Early in the pandemic, anosmia—loss of smell—became a common sign of COVID-19 infection. There have been questions about how long this loss of olfactory function lasts. However, a new study published in JAMA Network Open suggests complete recovery is likely at one year, if not sooner.

Over the course of a year, researchers in France followed a cohort of patients who had COVID-related acute loss of smell. At four months, 23 of 51 patients reported full recovery of olfactory function, while 27 reported partial recovery. Only one person still reported total anosmia. At one year, everyone had recovered, although two patients reported that they still had limited olfactory function.

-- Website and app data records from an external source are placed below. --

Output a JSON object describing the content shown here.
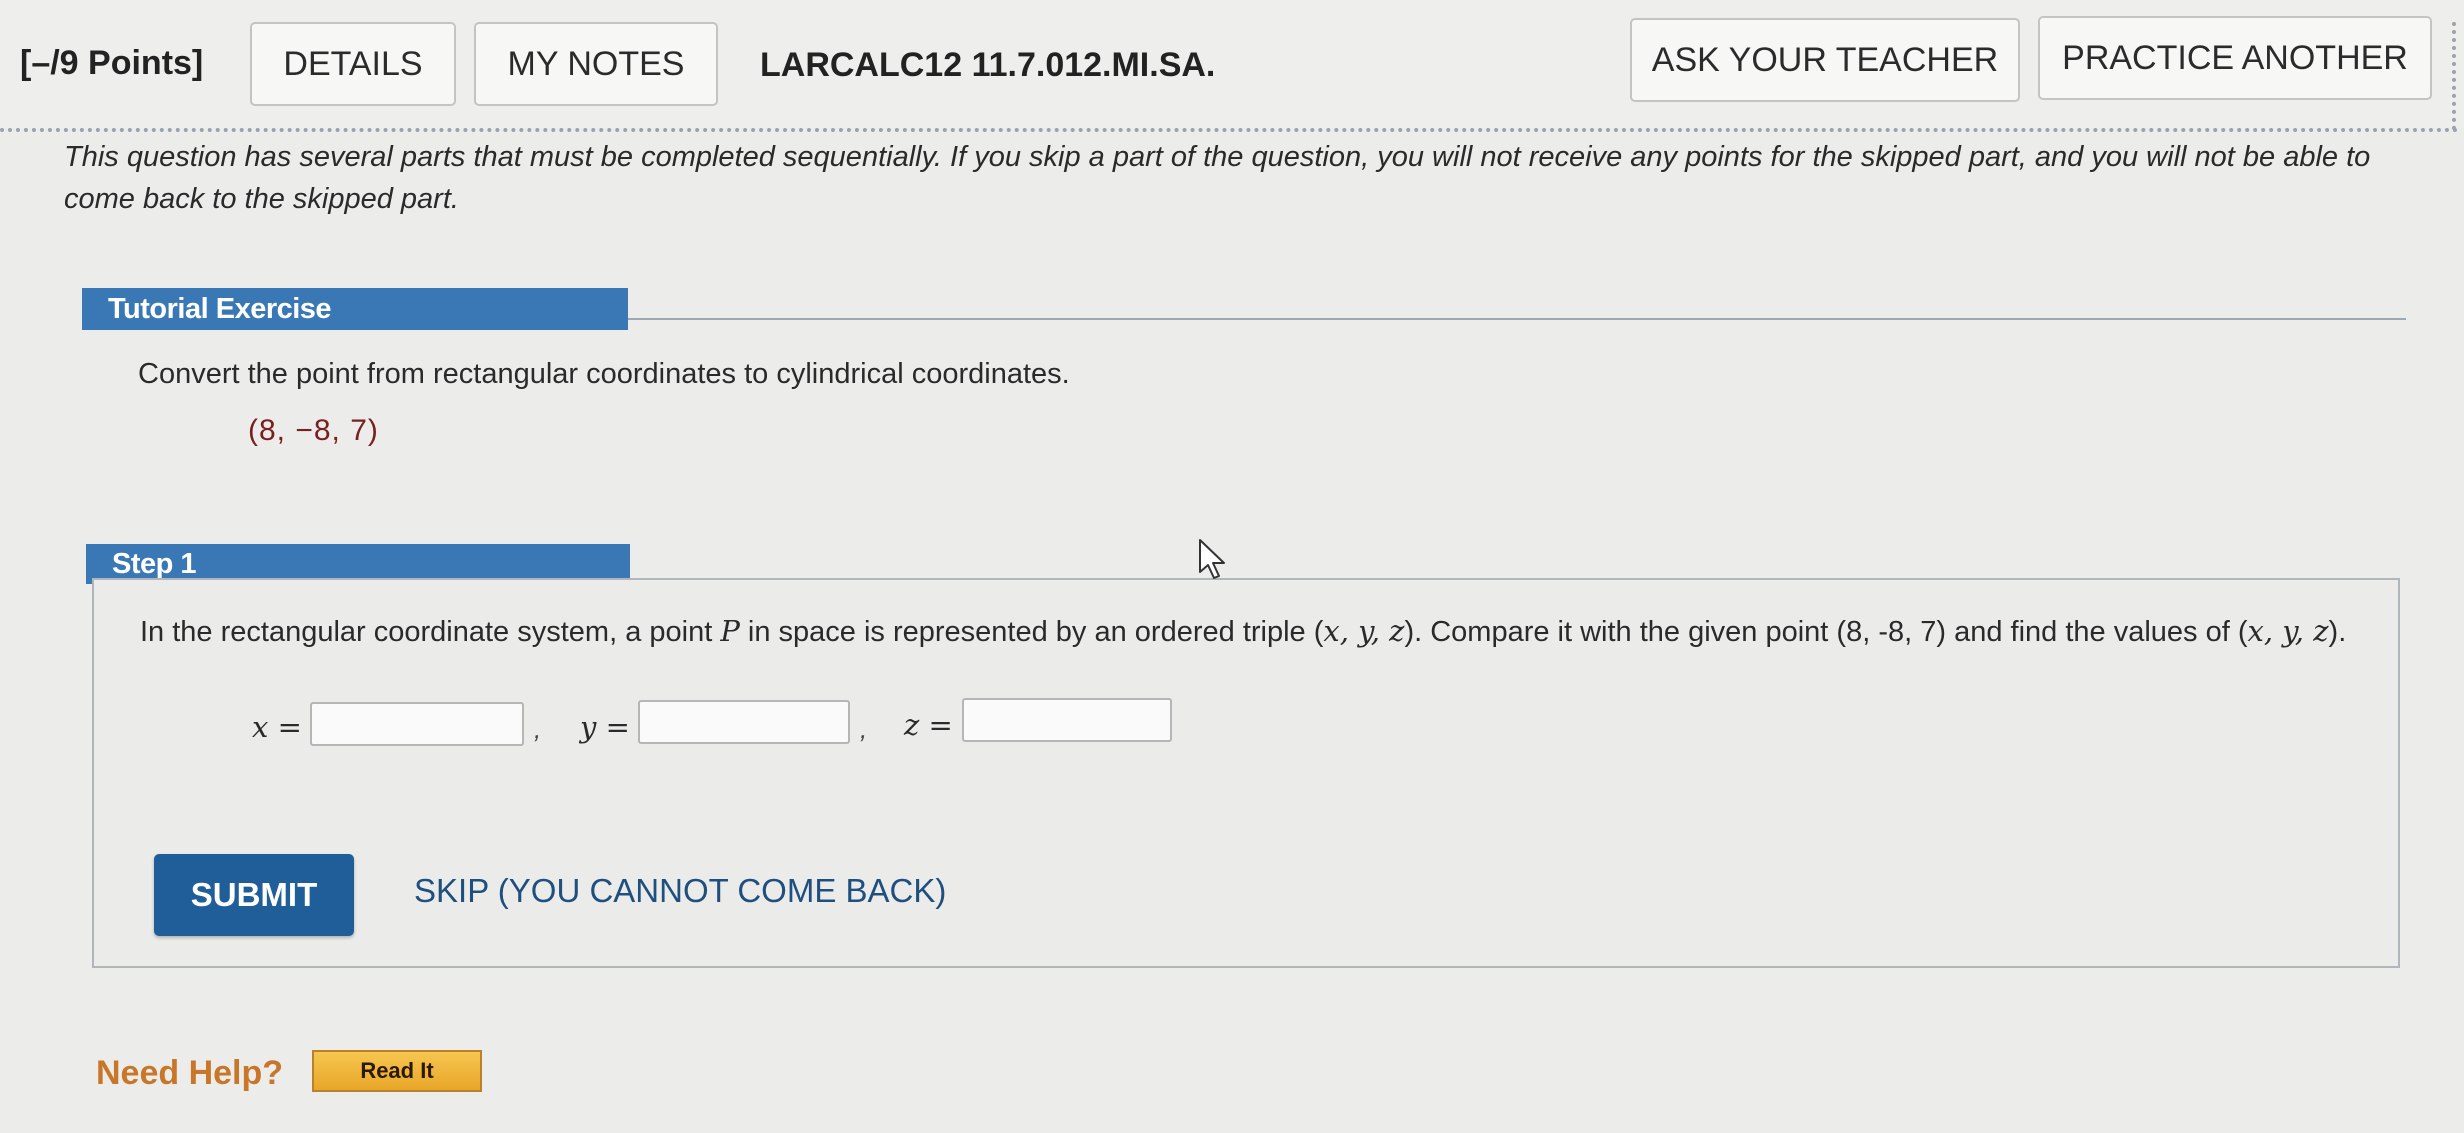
{
  "header": {
    "points": "[–/9 Points]",
    "details_label": "DETAILS",
    "notes_label": "MY NOTES",
    "problem_id": "LARCALC12 11.7.012.MI.SA.",
    "ask_teacher_label": "ASK YOUR TEACHER",
    "practice_label": "PRACTICE ANOTHER"
  },
  "intro": "This question has several parts that must be completed sequentially. If you skip a part of the question, you will not receive any points for the skipped part, and you will not be able to come back to the skipped part.",
  "tutorial": {
    "title": "Tutorial Exercise",
    "prompt": "Convert the point from rectangular coordinates to cylindrical coordinates.",
    "point": "(8, −8, 7)"
  },
  "step": {
    "title": "Step 1",
    "text_1": "In the rectangular coordinate system, a point ",
    "var_p": "P",
    "text_2": " in space is represented by an ordered triple (",
    "triple_1": "x, y, z",
    "text_3": "). Compare it with the given point (8, -8, 7) and find the values of (",
    "triple_2": "x, y, z",
    "text_4": ").",
    "x_label": "x =",
    "y_label": "y =",
    "z_label": "z =",
    "x_value": "",
    "y_value": "",
    "z_value": "",
    "separator": ","
  },
  "actions": {
    "submit_label": "SUBMIT",
    "skip_label": "SKIP (YOU CANNOT COME BACK)"
  },
  "help": {
    "label": "Need Help?",
    "read_it_label": "Read It"
  },
  "colors": {
    "band_blue": "#3a78b5",
    "submit_blue": "#1f5e98",
    "point_red": "#7a1f1f",
    "help_orange": "#c7762a"
  }
}
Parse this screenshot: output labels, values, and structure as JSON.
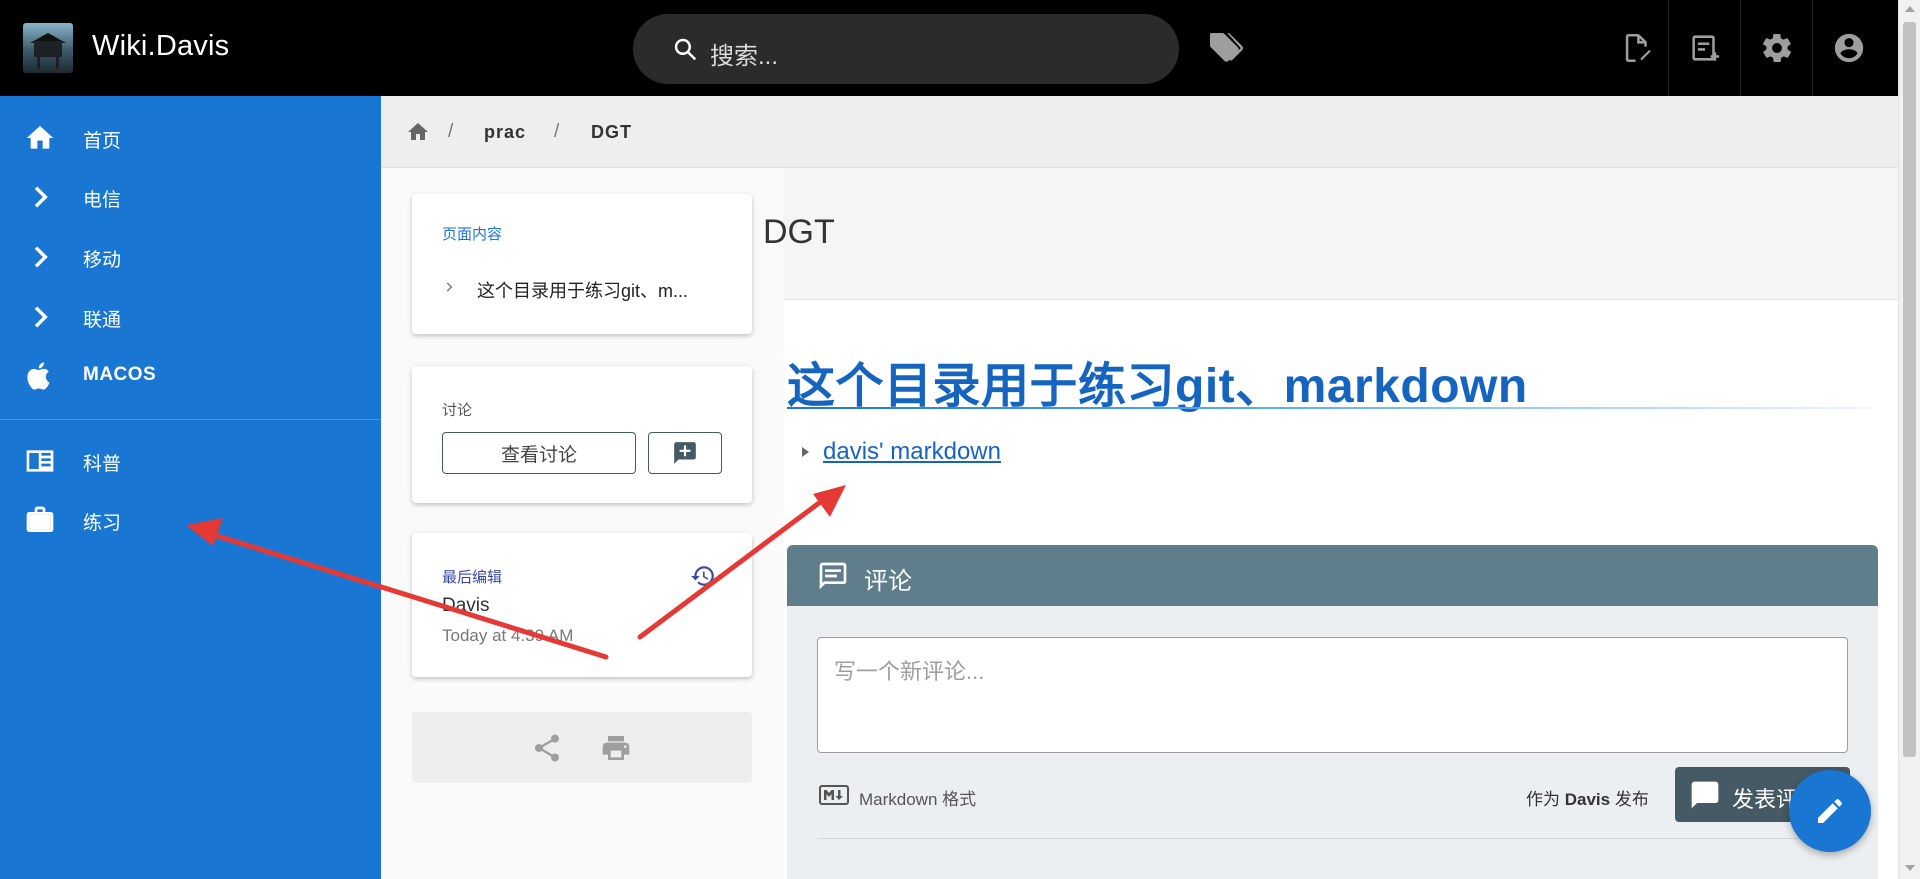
{
  "header": {
    "site_title": "Wiki.Davis",
    "search_placeholder": "搜索..."
  },
  "sidebar": {
    "items": [
      {
        "label": "首页",
        "icon": "home-icon"
      },
      {
        "label": "电信",
        "icon": "chevron-right-icon"
      },
      {
        "label": "移动",
        "icon": "chevron-right-icon"
      },
      {
        "label": "联通",
        "icon": "chevron-right-icon"
      },
      {
        "label": "MACOS",
        "icon": "apple-icon"
      },
      {
        "label": "科普",
        "icon": "newspaper-icon"
      },
      {
        "label": "练习",
        "icon": "briefcase-icon"
      }
    ]
  },
  "breadcrumb": {
    "items": [
      "prac",
      "DGT"
    ],
    "separator": "/"
  },
  "toc": {
    "title": "页面内容",
    "item": "这个目录用于练习git、m..."
  },
  "discussion": {
    "title": "讨论",
    "view_label": "查看讨论"
  },
  "last_edit": {
    "title": "最后编辑",
    "author": "Davis",
    "time": "Today at 4:39 AM"
  },
  "page": {
    "title": "DGT",
    "heading": "这个目录用于练习git、markdown",
    "link": "davis' markdown"
  },
  "comments": {
    "title": "评论",
    "placeholder": "写一个新评论...",
    "markdown_label": "Markdown 格式",
    "post_as_prefix": "作为",
    "post_as_user": "Davis",
    "post_as_suffix": "发布",
    "post_button": "发表评论"
  },
  "colors": {
    "header_bg": "#000000",
    "sidebar_bg": "#1976d2",
    "accent": "#1565c0",
    "comments_header": "#607d8b",
    "fab": "#1976d2",
    "annotation_arrow": "#e53935"
  }
}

The authors concluded, “Persistent COVID-19-related anosmia has an excellent prognosis with nearly complete recover at one year. As clinicians manage an increasing number of people with post-COVID syndrome, data on long-term outcomes are needed for informed prognostication and counseling.”

This study is promising for COVID survivors in long term care. As Steven Buslovich, MD, CMD, MSHCPM, a New York-based physician and medical director, says, “Weight loss in institutionalized adults is a frailty deficit that contributes to risk for morbidity and decline. It is important to evaluate the etiology of weight loss, nutritional status, adequacy of nutritional support, and one's ability to absorb nutritional intake, recognizing that anosmia may be persistent as part of post-COVID phenomenon.”

Karl Steinberg, MD, CMD, president of AMDA – The Society for Post-Acute and Long-Term Care Medicine, says, “The good news is that even though loss of smell can last a long time, it eventually returns. The bad news is that for some of our residents, it can contribute to a failure-to-thrive clinical picture, since smell is such an important part of the enjoyment of food, appetite, and taste. For some residents—especially those where other factors like isolation due to visiting restrictions have been such a problem—a year may be too long to wait.”

It is important to consider strategies to encourage residents to eat, even when they have anosmia or a diminished sense of smell. Steinberg suggests, “Encouraging people to eat foods with stronger flavors, like spicy food and salty food, and different textures can be a strategy to make food more interesting and appealing for some residents, even though it may go against what we usually recommend.”

At the same time, Buslovich says, “Those who experience anosmia may respond favorably to temperature and texture, as those senses remain preserved.”